=== Task item ===
Look through the material below for "used". Copy every line that contains it.

=== Supplied entries ===

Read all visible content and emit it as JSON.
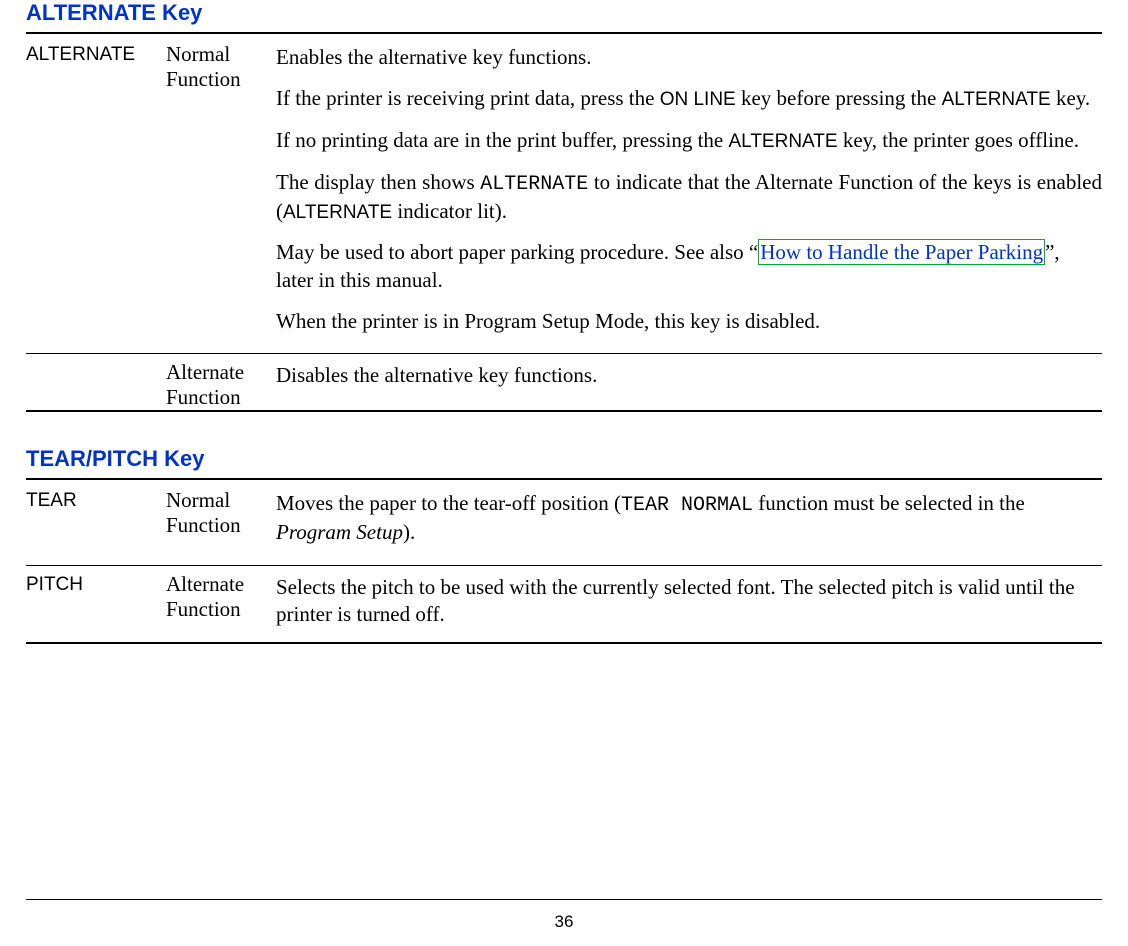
{
  "page_number": "36",
  "sections": [
    {
      "title": "ALTERNATE Key",
      "rows": [
        {
          "key": "ALTERNATE",
          "func": "Normal Function",
          "desc": [
            {
              "segments": [
                {
                  "t": "Enables the alternative key functions."
                }
              ]
            },
            {
              "segments": [
                {
                  "t": "If the printer is receiving print data, press the "
                },
                {
                  "t": "ON LINE",
                  "cls": "sans-inline"
                },
                {
                  "t": " key before pressing the "
                },
                {
                  "t": "ALTERNATE",
                  "cls": "sans-inline"
                },
                {
                  "t": " key."
                }
              ]
            },
            {
              "segments": [
                {
                  "t": "If no printing data are in the print buffer, pressing the "
                },
                {
                  "t": "ALTERNATE",
                  "cls": "sans-inline"
                },
                {
                  "t": " key, the printer goes offline."
                }
              ]
            },
            {
              "just": true,
              "segments": [
                {
                  "t": "The display then shows "
                },
                {
                  "t": "ALTERNATE",
                  "cls": "mono-inline"
                },
                {
                  "t": "  to indicate that the Alternate Function of the keys is enabled ("
                },
                {
                  "t": "ALTERNATE",
                  "cls": "sans-inline"
                },
                {
                  "t": " indicator lit)."
                }
              ]
            },
            {
              "segments": [
                {
                  "t": "May be used to abort paper parking procedure. See also “"
                },
                {
                  "t": "How to Handle the Paper Parking",
                  "link": true
                },
                {
                  "t": "”, later in this manual."
                }
              ]
            },
            {
              "segments": [
                {
                  "t": "When the printer is in Program Setup Mode, this key is disabled."
                }
              ]
            }
          ]
        },
        {
          "key": "",
          "func": "Alternate Function",
          "desc": [
            {
              "segments": [
                {
                  "t": "Disables the alternative key functions."
                }
              ]
            }
          ]
        }
      ]
    },
    {
      "title": "TEAR/PITCH Key",
      "rows": [
        {
          "key": "TEAR",
          "func": "Normal Function",
          "desc": [
            {
              "segments": [
                {
                  "t": "Moves the paper to the  tear-off position ("
                },
                {
                  "t": "TEAR NORMAL",
                  "cls": "mono-inline"
                },
                {
                  "t": " function must be selected in the "
                },
                {
                  "t": "Program Setup",
                  "cls": "italic"
                },
                {
                  "t": ")."
                }
              ]
            }
          ]
        },
        {
          "key": "PITCH",
          "func": "Alternate Function",
          "desc": [
            {
              "segments": [
                {
                  "t": "Selects the pitch to be used with the currently selected font. The selected pitch is valid until the printer is turned off."
                }
              ]
            }
          ]
        }
      ]
    }
  ]
}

=== Answer space ===
                  "t": "May be used to abort paper parking procedure. See also “"
                  "t": "Selects the pitch to be used with the currently selected font. The selected pitch is valid until the printer is turned off."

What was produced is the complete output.